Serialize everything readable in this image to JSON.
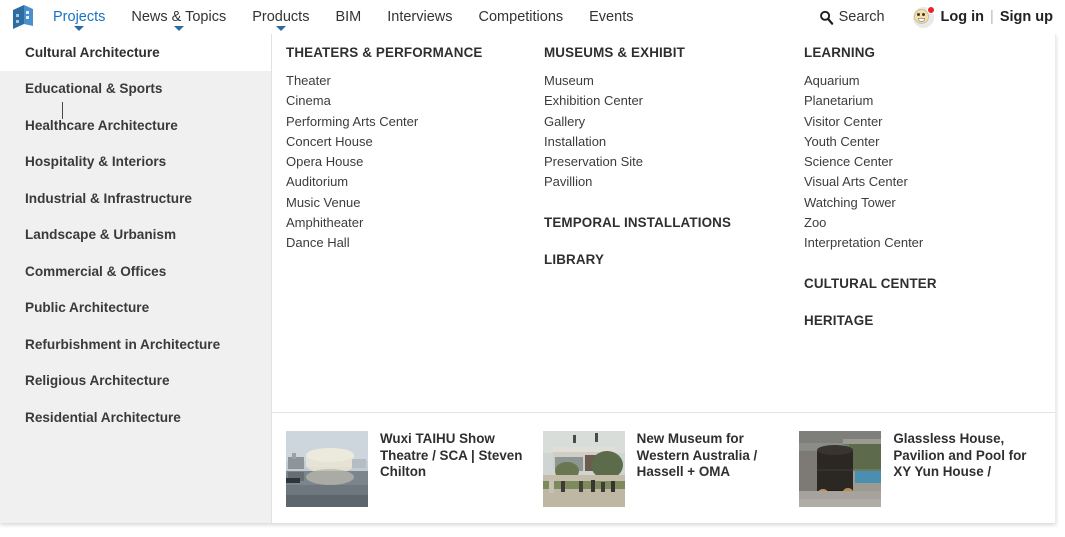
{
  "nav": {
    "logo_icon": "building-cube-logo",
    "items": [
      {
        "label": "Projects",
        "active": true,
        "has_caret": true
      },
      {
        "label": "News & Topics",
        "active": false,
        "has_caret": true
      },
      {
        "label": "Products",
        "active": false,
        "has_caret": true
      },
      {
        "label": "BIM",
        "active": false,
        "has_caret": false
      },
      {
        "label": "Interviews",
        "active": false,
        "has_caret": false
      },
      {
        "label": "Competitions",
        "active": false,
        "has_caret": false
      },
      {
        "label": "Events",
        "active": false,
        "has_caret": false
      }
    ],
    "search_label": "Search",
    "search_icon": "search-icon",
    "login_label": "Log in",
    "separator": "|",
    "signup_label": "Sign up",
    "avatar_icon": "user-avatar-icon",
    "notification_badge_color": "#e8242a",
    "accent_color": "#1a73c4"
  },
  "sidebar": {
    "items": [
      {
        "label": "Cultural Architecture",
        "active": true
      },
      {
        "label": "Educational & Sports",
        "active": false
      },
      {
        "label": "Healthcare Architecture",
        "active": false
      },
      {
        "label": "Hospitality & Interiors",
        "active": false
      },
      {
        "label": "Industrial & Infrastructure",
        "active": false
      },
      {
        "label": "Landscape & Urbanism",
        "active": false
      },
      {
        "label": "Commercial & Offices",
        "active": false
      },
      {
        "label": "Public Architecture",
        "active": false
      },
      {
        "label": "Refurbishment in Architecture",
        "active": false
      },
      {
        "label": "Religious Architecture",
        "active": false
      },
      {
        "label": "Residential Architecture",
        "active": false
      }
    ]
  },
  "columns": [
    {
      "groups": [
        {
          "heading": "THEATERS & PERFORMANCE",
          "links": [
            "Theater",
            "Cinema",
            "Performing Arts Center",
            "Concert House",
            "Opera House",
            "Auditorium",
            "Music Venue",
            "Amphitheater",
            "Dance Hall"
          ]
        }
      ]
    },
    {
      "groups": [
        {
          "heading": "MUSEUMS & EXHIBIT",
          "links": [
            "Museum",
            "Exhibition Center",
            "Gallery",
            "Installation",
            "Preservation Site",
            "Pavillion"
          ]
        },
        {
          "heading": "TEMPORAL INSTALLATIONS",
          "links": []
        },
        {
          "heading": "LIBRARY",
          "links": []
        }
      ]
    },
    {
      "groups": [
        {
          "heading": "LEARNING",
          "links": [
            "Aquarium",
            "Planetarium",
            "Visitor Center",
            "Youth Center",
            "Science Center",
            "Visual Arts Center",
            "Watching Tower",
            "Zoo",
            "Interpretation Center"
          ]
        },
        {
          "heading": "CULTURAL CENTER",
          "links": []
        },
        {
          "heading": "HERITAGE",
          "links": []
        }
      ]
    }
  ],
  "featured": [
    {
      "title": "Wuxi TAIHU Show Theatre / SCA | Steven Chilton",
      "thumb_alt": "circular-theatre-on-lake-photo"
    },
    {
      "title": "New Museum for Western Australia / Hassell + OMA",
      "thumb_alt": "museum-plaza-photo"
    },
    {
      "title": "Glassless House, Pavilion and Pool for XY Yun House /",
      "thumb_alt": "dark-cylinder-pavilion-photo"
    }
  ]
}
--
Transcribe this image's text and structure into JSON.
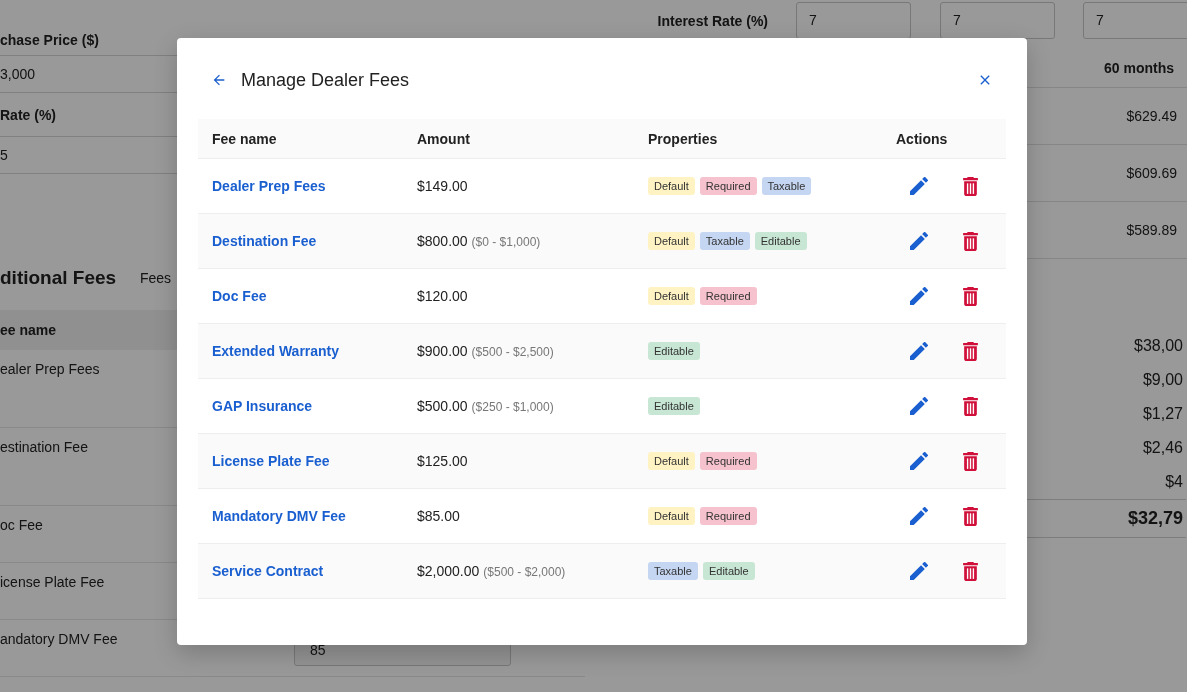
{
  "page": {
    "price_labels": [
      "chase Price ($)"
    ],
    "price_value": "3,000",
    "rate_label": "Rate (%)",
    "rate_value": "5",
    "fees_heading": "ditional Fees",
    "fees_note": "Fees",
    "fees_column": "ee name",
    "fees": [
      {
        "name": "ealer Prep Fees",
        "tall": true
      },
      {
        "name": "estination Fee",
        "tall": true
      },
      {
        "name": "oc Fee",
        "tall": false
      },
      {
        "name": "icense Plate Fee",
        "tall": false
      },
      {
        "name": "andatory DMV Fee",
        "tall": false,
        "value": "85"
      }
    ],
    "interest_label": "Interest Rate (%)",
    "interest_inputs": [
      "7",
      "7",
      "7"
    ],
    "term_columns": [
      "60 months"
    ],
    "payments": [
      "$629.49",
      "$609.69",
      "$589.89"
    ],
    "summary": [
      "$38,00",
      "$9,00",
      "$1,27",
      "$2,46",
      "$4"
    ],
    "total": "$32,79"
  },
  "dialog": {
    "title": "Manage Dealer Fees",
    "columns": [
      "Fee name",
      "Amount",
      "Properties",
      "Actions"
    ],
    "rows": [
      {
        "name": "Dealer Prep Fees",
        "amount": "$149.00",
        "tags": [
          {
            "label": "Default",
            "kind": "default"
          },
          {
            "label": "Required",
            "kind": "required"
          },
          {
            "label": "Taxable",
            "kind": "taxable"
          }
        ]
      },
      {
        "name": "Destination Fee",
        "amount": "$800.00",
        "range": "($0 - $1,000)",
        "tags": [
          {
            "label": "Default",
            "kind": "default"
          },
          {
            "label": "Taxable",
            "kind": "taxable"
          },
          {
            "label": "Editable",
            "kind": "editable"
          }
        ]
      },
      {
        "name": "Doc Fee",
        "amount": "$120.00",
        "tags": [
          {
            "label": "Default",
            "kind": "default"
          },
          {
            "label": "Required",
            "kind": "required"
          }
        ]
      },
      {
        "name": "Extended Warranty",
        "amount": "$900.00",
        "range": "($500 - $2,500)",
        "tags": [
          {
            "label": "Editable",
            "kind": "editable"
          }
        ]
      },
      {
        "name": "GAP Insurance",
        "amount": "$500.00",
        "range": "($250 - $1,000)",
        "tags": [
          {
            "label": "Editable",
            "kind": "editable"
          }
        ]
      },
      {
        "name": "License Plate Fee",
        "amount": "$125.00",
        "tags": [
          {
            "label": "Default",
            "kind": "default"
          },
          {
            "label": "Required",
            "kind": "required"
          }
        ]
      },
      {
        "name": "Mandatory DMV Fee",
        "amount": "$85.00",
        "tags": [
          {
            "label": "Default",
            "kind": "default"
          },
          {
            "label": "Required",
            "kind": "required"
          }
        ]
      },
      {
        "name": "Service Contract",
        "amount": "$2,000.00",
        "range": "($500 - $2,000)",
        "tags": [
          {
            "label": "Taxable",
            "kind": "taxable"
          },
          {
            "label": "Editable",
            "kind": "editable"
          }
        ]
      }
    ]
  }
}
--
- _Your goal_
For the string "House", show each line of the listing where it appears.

- _Exercise answer_
            "Concert House",
            "Opera House",
      "title": "Glassless House, Pavilion and Pool for XY Yun House /",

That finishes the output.